 “The warriors were running around getting ready.”  That’s what Florence Whiteman says, telling the Indian side of what happened at Little Bighorn that famous day, June 25, back in 1876.  Florence Whiteman was raised by her grandparents.  She is today “the last woman warrior among the Northern Cheyennes.”  Her grandfather was Louis Dog, a hundred years old when he died. “After the Custer battle,” she says, her grandfather, Ho-ta Me-he, or “dog” in Cheyenne, joined the U.S. Army as a scout.”  As she grew up, he told her many stories about the famous battle.  And relating his stories, she says that, on that day, as the warriors were running around getting ready for battle, “a man got up and took his drum and began singing.”  These are her words: “He was singing the Suicide Song.”  And then she explained.  “And all these warriors who were getting ready, they were putting on their best moccasins, so that they could die in their best.  They were getting their horses ready too.  They came running to this man who was playing the Suicide Song.  They began dancing to the song.  If you dance to that Suicide Song, it means you must stay out there to the very end, because you have made a vow to win or die.  That’s the purpose of the Suicide Song.”Courage’s aggressive nature was inherent among the Indian people of yesteryear.  In Indian warfare it was called “counting coup” (a French word).  It was “to touch the enemy.”   Such a term was not to exterminate the enemy and then control his territory and society.  True, it was to kill the enemy, but it was also to injure him, struggle with him or merely touch him.  It was an act of bravery.  Only then could the warrior become famous or even someday a renowned chief.The Christian’s “counting coup” too is to struggle with the enemy, Satan and his forces.  Now, ours is not to become famous, but simply to rescue man, then turn him over to our Leader and let Him control all territories.  It remains an act of bravery, yes, but it is one of total surrender, giving God the glory, increasing His fame in both Heaven and earth as the already-existing “renowned Chief!”How oft we forget in this thing called Christianity that there is battle engaged.  It is not Country Club, this thing called discipleship.  It is not “lodge,” “Habit,” or “mass,” as it now and again appears among too many who claim “followers.”  It is war.  And it is for survival.  The mission is SAR, Search And Rescue.  And our “Chief” is saying to His warriors even today, “Win or die” (Romans 12:1-2). And how we’ve acted determines what we’ve become.  When we spend our days meeting and eating, playing … and straying … we forget who we are and to Whom we belong.  And we need one another to remind ourselves.  “Provoking one another,” the Hebrew writer says, “unto love and good works” (Hebrews 10:24).  Christianity is a movement, not a monument.  And our good works, our “movement” is assigned: Be aggressive against the enemy.  And do it, laying your lives on the line (Mark 16:15-16; Matthew 10:37-40).Now, sometimes the only defense is the aggressive offense.  It was the Hunkpapas and Oglalas of the Lakota nation who sided with the Cheyennes against Custer and the seventh, along with the white man’s scouts, about 29 of them, from the Crow and Cherecara nations, at Little Bighorn.   I like what Low Dog, of the Oglala tribe of the Lakota nation, said. “They came on us like a thunderbolt …. We retreated until our men got all together, and then we charged upon them.  I called to my men, ‘This is a good day to die: follow me.’ We massed our men, and that no man should fall back, every man whipped another man’s horse and we rushed right upon them.”

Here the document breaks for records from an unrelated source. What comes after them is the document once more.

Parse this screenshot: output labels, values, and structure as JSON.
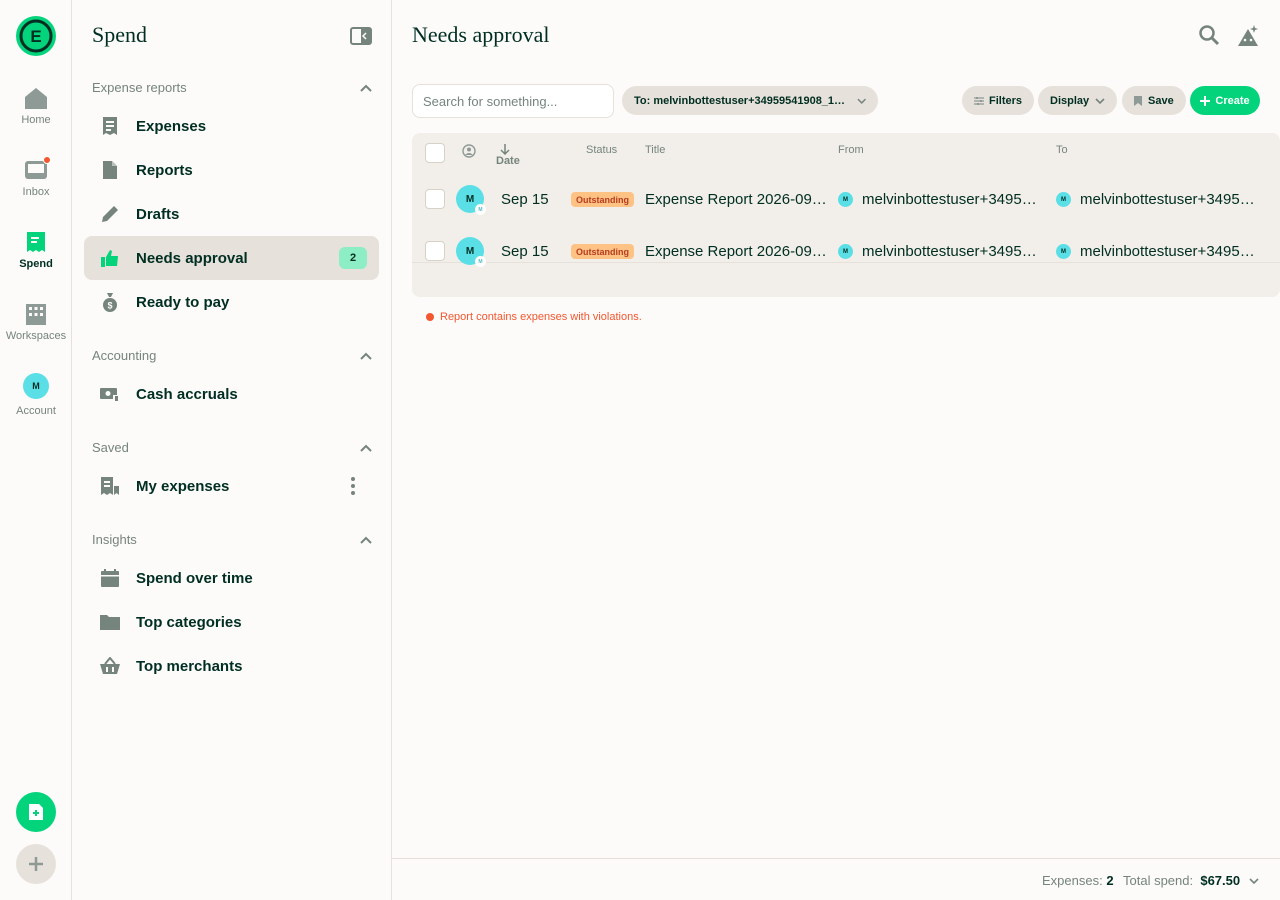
{
  "rail": {
    "logo_letter": "E",
    "items": [
      {
        "label": "Home",
        "icon": "home-icon"
      },
      {
        "label": "Inbox",
        "icon": "inbox-icon"
      },
      {
        "label": "Spend",
        "icon": "receipt-icon"
      },
      {
        "label": "Workspaces",
        "icon": "building-icon"
      },
      {
        "label": "Account",
        "icon": "avatar",
        "avatar_initial": "M"
      }
    ]
  },
  "sidebar": {
    "title": "Spend",
    "sections": [
      {
        "heading": "Expense reports",
        "items": [
          {
            "label": "Expenses",
            "icon": "receipt-icon"
          },
          {
            "label": "Reports",
            "icon": "document-icon"
          },
          {
            "label": "Drafts",
            "icon": "pencil-icon"
          },
          {
            "label": "Needs approval",
            "icon": "thumbs-up-icon",
            "badge": "2",
            "active": true
          },
          {
            "label": "Ready to pay",
            "icon": "money-bag-icon"
          }
        ]
      },
      {
        "heading": "Accounting",
        "items": [
          {
            "label": "Cash accruals",
            "icon": "cash-icon"
          }
        ]
      },
      {
        "heading": "Saved",
        "items": [
          {
            "label": "My expenses",
            "icon": "receipt-bookmark-icon"
          }
        ]
      },
      {
        "heading": "Insights",
        "items": [
          {
            "label": "Spend over time",
            "icon": "calendar-icon"
          },
          {
            "label": "Top categories",
            "icon": "folder-icon"
          },
          {
            "label": "Top merchants",
            "icon": "basket-icon"
          }
        ]
      }
    ]
  },
  "main": {
    "title": "Needs approval",
    "search_placeholder": "Search for something...",
    "filter_pill": "To: melvinbottestuser+34959541908_1_we...",
    "buttons": {
      "filters": "Filters",
      "display": "Display",
      "save": "Save",
      "create": "Create"
    },
    "columns": {
      "date": "Date",
      "status": "Status",
      "title": "Title",
      "from": "From",
      "to": "To"
    },
    "rows": [
      {
        "avatar": "M",
        "date": "Sep 15",
        "status": "Outstanding",
        "title": "Expense Report 2026-09-...",
        "from": "melvinbottestuser+34959...",
        "to": "melvinbottestuser+34959..."
      },
      {
        "avatar": "M",
        "date": "Sep 15",
        "status": "Outstanding",
        "title": "Expense Report 2026-09-...",
        "from": "melvinbottestuser+34959...",
        "to": "melvinbottestuser+34959..."
      }
    ],
    "violation_text": "Report contains expenses with violations."
  },
  "footer": {
    "expenses_label": "Expenses:",
    "expenses_count": "2",
    "total_label": "Total spend:",
    "total_value": "$67.50"
  },
  "colors": {
    "accent": "#03d47c",
    "badge": "#8dedc4",
    "status_bg": "#ffc285",
    "violation": "#f25730"
  }
}
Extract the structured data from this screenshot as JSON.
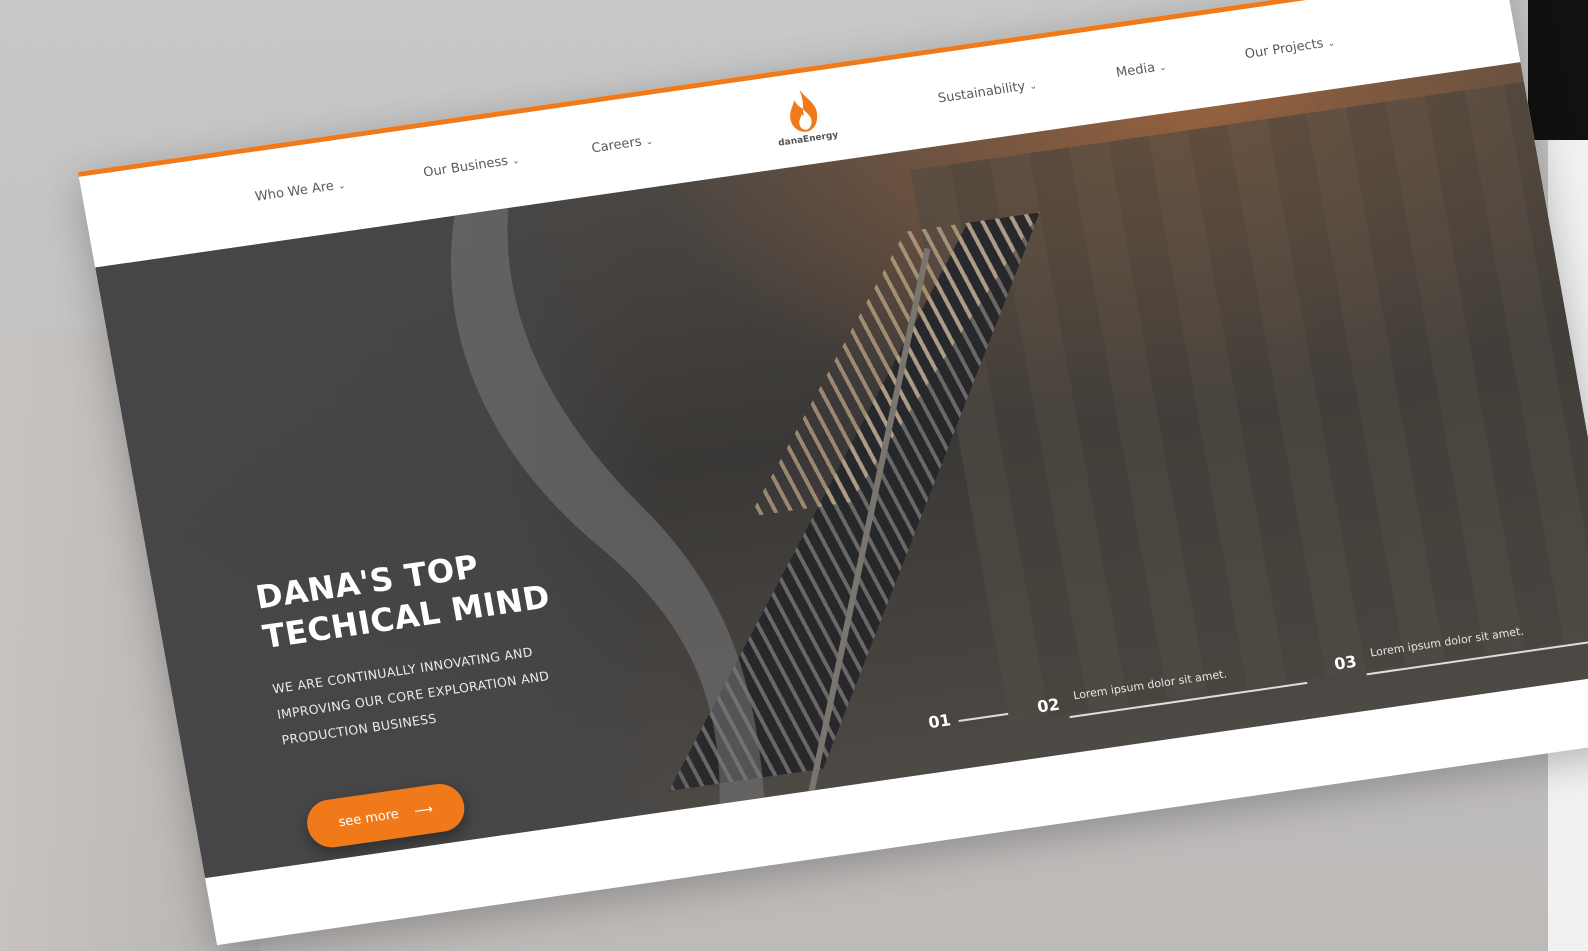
{
  "nav": {
    "items": [
      {
        "label": "Who We Are"
      },
      {
        "label": "Our Business"
      },
      {
        "label": "Careers"
      },
      {
        "label": "Sustainability"
      },
      {
        "label": "Media"
      },
      {
        "label": "Our Projects"
      }
    ],
    "chevron": "⌄",
    "logo_text": "danaEnergy"
  },
  "hero": {
    "title_line1": "DANA'S TOP",
    "title_line2": "TECHICAL MIND",
    "subtitle": "WE ARE CONTINUALLY INNOVATING AND IMPROVING OUR CORE EXPLORATION AND PRODUCTION BUSINESS",
    "cta_label": "see more",
    "cta_arrow": "⟶"
  },
  "slides": [
    {
      "number": "01",
      "text": ""
    },
    {
      "number": "02",
      "text": "Lorem ipsum dolor sit amet."
    },
    {
      "number": "03",
      "text": "Lorem ipsum dolor sit amet."
    }
  ],
  "colors": {
    "accent": "#f07a1a",
    "backdrop": "#c6c6c6",
    "nav_text": "#5a5a5a"
  },
  "icons": {
    "logo": "flame-icon",
    "cta": "arrow-right-icon",
    "nav": "chevron-down-icon"
  }
}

Indeed, there are all kinds of applications in his charge, and not his only, but in Florence Whiteman’s words.  May God’s people today learn to whip, not one another, but rather “every man another man’s horse” as we charge together into battle for the souls of men.    We have come to stay to the very end because we have made a vow to win or die.  For when we came to Christ, yes, we came to dance the Suicide Song.